We perform a similar analysis for the UK and Japan as we have done for the US and find that equities tend to perform worst during their own country’s inflationary periods. US equities, for instance, achieve +6% and +9% real annualised return in UK and Japan inflation periods, compared to -7% in US regimes. The results also suggest benefits to international diversification. For example, taking the UK perspective, US and Japanese equities generate +6% and +9% real annualised returns during UK inflation regimes, respectively. Bonds clearly perform the worst during their own country’s inflation period.
Structural Change and the Rise of Cryptocurrencies
As with any historical analysis, we are faced with the usual question: Is this time different? For example, the inflation surge in the early 1970s was induced by an exogenous event: the OPEC oil embargo. At the time, the US economy was highly dependent on that source of oil. Today is different in that the US is not as dependent upon foreign oil sources. Moreover, while electric vehicles do not have critical mass today, such technological change in the future may make it much less likely that a surge in oil prices would have the same inflationary effect. Hence, caution needs to be exercised in interpreting the data.
There are other factors that need to be carefully weighted given the structural evolution of the US economy. In the 1950s and 1960s, the US was a manufacturing economy.
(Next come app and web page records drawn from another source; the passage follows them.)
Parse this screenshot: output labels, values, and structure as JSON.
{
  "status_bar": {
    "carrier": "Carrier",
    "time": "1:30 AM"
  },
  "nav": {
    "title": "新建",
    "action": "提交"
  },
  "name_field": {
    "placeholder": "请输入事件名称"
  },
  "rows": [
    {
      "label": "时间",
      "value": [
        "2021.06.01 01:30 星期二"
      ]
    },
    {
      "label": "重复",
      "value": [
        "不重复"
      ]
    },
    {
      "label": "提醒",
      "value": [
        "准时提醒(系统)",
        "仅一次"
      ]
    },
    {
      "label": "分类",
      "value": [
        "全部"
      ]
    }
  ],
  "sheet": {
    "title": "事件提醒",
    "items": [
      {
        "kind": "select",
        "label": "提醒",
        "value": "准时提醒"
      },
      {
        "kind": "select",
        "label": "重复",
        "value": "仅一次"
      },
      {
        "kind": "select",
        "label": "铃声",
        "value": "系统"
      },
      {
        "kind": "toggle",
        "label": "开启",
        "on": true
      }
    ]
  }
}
Today, only 11% of GDP is driven by manufacturing. The nature of companies has changed. Much of the capital deployed is not physical but intangible, including trade secrets, proprietary software, patented and unpatented R&D, client relationships and legal rights. These may be more resilient to inflation.
Finally, we are in the midst of another technological disruption in the form of the cryptocurrencies, including bitcoin. Some have advocated the inclusion of bitcoin into a diversified portfolio as an inflation protection asset. However, caution is warranted given that bitcoin is untested with only eight years of quality data – that lack a single inflation regime. Moreover, bitcoin is more than five times more volatile than the S&P 500 or gold. This high volatility could lead to bitcoin being an unreliable hedge. In addition, there is increasing evidence that bitcoin is a speculative asset and it has a positive beta against the US market.
Our analysis spans nearly a century. The long sample is particularly important because inflation surges in developed economies have been rare in the past 30 years.
Some of our work reaffirms what we already know. For example, Treasury bonds do poorly when inflation surges. Commodities, often being a source of inflation, do well. However, we offer additional insights. Commodities, for example, are a diverse set of assets and the inflation hedging properties depend on the individual commodity. Most importantly, we show that historically, high and rising inflation has been very bad news for equity investors and risk parity portfolios.
Less is known about active strategies. We show that trend-following strategies have done particularly well in inflation episodes. We also find that a number of active equity factor strategies, such as a quality strategy, provides some degree of risk mitigation during inflation surges.
This has been a whistle stop tour of our findings. To find out more, please click here and select ‘Download this paper’.